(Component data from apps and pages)
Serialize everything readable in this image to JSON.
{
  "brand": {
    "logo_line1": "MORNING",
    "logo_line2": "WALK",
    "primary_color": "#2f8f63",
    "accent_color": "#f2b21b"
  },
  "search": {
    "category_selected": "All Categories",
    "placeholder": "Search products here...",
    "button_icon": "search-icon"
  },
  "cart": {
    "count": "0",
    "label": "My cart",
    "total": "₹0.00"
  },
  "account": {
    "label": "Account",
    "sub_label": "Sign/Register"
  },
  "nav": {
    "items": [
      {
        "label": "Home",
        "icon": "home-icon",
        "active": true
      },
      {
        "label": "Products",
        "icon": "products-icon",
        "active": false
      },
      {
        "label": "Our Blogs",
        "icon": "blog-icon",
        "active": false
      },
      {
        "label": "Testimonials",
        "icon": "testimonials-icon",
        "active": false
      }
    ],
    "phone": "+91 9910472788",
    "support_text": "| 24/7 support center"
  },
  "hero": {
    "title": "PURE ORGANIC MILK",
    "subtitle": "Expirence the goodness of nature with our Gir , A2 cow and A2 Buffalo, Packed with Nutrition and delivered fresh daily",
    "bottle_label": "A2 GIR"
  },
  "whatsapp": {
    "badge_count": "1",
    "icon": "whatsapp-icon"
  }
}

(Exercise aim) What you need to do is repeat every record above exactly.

(Solved exercise)
Serialize everything readable in this image to JSON.
{
  "brand": {
    "logo_line1": "MORNING",
    "logo_line2": "WALK",
    "primary_color": "#2f8f63",
    "accent_color": "#f2b21b"
  },
  "search": {
    "category_selected": "All Categories",
    "placeholder": "Search products here...",
    "button_icon": "search-icon"
  },
  "cart": {
    "count": "0",
    "label": "My cart",
    "total": "₹0.00"
  },
  "account": {
    "label": "Account",
    "sub_label": "Sign/Register"
  },
  "nav": {
    "items": [
      {
        "label": "Home",
        "icon": "home-icon",
        "active": true
      },
      {
        "label": "Products",
        "icon": "products-icon",
        "active": false
      },
      {
        "label": "Our Blogs",
        "icon": "blog-icon",
        "active": false
      },
      {
        "label": "Testimonials",
        "icon": "testimonials-icon",
        "active": false
      }
    ],
    "phone": "+91 9910472788",
    "support_text": "| 24/7 support center"
  },
  "hero": {
    "title": "PURE ORGANIC MILK",
    "subtitle": "Expirence the goodness of nature with our Gir , A2 cow and A2 Buffalo, Packed with Nutrition and delivered fresh daily",
    "bottle_label": "A2 GIR"
  },
  "whatsapp": {
    "badge_count": "1",
    "icon": "whatsapp-icon"
  }
}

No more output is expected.